Three factors contributed to New England’s offensive woes during this game. The first was their lack of a running game. The Patriots rushed for just 64 yards all game. Unable to run the ball in any meaningful way, New England was forced to go to its passing game almost exclusively. This led to the two other problems the offense suffered from. The Patriots front line could not protect Tom Brady (154 yards, 2 touchdown passes, a whopping 3 interceptions), as he was sacked three times, once leading to a fumble that Baltimore recovered.
Additionally, the Patriots’ wide receivers were constantly taking hits from the Ravens’ defense, never making serious plays after the catch. No one on the Patriots had a good day receiving: not the wide receivers, not the tight ends, and not the running backs. The Ravens’ gave up the short pass, then quickly swarmed the receivers and hit them…hard. The Patriots wide receivers were bruised and beaten by a more physical Ravens secondary. Combine all of this with the turnover problems the Patriots suffered from, and you have the makings of a difficult offensive game for New England.
The one thing the Patriots defense had done successfully all season was stop the run. Unfortunately, they could not do it again during their game Sunday afternoon. They gave up 234 yards on the ground despite allowing just over 110 yards a game during the regular season. Every time the Ravens rushed, their front line beat the Patriots’, forcing the tackles and linesmen backwards, making it easy for the Ravens’ backs to gain almost half the needed yardage on every rush (4.5 yards per carry average). This led to numerous third-and-shot situations, as opposed to the Patriots, who were usually in third-and-long situations.

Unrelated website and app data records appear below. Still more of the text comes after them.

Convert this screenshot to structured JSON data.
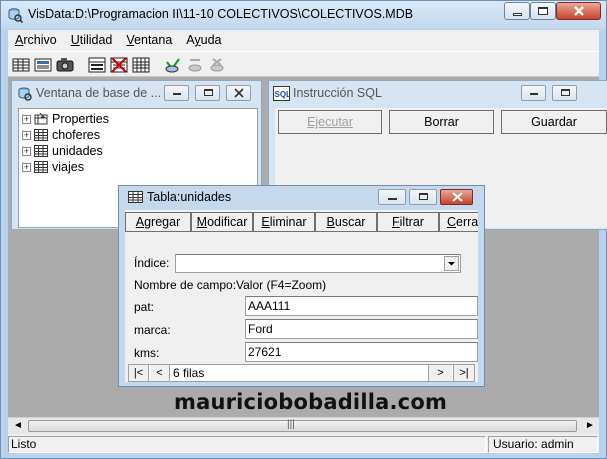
{
  "window": {
    "title": "VisData:D:\\Programacion II\\11-10 COLECTIVOS\\COLECTIVOS.MDB"
  },
  "menu": [
    {
      "key": "A",
      "rest": "rchivo"
    },
    {
      "key": "U",
      "rest": "tilidad"
    },
    {
      "key": "V",
      "rest": "entana",
      "prefix": ""
    },
    {
      "key": "y",
      "prefix": "A",
      "rest": "uda"
    }
  ],
  "menu_labels": {
    "m0a": "A",
    "m0b": "rchivo",
    "m1a": "U",
    "m1b": "tilidad",
    "m2a": "V",
    "m2b": "entana",
    "m3a": "A",
    "m3b": "y",
    "m3c": "uda"
  },
  "db_window": {
    "title": "Ventana de base de ...",
    "tree": [
      {
        "label": "Properties",
        "icon": "properties-icon"
      },
      {
        "label": "choferes",
        "icon": "table-icon"
      },
      {
        "label": "unidades",
        "icon": "table-icon"
      },
      {
        "label": "viajes",
        "icon": "table-icon"
      }
    ]
  },
  "sql_window": {
    "title": "Instrucción SQL",
    "execute_label": "Ejecutar",
    "delete_label": "Borrar",
    "save_label": "Guardar"
  },
  "table_window": {
    "title": "Tabla:unidades",
    "buttons": {
      "add": [
        "A",
        "gregar"
      ],
      "modify": [
        "M",
        "odificar"
      ],
      "remove": [
        "E",
        "liminar"
      ],
      "search": [
        "B",
        "uscar"
      ],
      "filter": [
        "F",
        "iltrar"
      ],
      "close": [
        "C",
        "erra"
      ]
    },
    "index_label": "Índice:",
    "index_value": "",
    "field_name_header": "Nombre de campo:",
    "value_header": "Valor (F4=Zoom)",
    "fields": [
      {
        "name": "pat:",
        "value": "AAA111"
      },
      {
        "name": "marca:",
        "value": "Ford"
      },
      {
        "name": "kms:",
        "value": "27621"
      }
    ],
    "record_count": "6 filas"
  },
  "watermark": "mauriciobobadilla.com",
  "status": {
    "left": "Listo",
    "user": "Usuario: admin"
  },
  "colors": {
    "title_bg": "#c2d8ee",
    "close_red": "#c7432b",
    "mdi_gray": "#ababab"
  }
}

On third down, the Patriots just couldn’t get stops, giving up 10 conversions while just gaining 3 themselves. While they only gave up six rushing touchdowns all season, on Sunday they gave up four, including two to game MVP Ray Rice, who ran for 159 yards. The Pats couldn’t stop Rice or any of the other Baltimore backs, and it cost them the game. The Ravens rarely went to the pass, not really needing to, so the Pats’ success against the pass Sunday afternoon is kind of an empty stat.
This past season could best be described as a work in progress. The young New England defense needed an entire season to learn how to play defense together in the NFL. Tom Brady needed a season to get himself physically and mentally back into the swing of things after missing the entire 2008 season. The offensive line needed a season to learn how to protect Tom Brady. Add to that the sheer number of injuries sustained by various Patriots this season and you have a season of “almost.”
Next season the Patriots should return healthier and more experienced. They will be a far superior team next year, better able to defend, protect the QB, and play on the road. But, for now we’re left with the sour taste of a season plagued by inconsistency and frustration.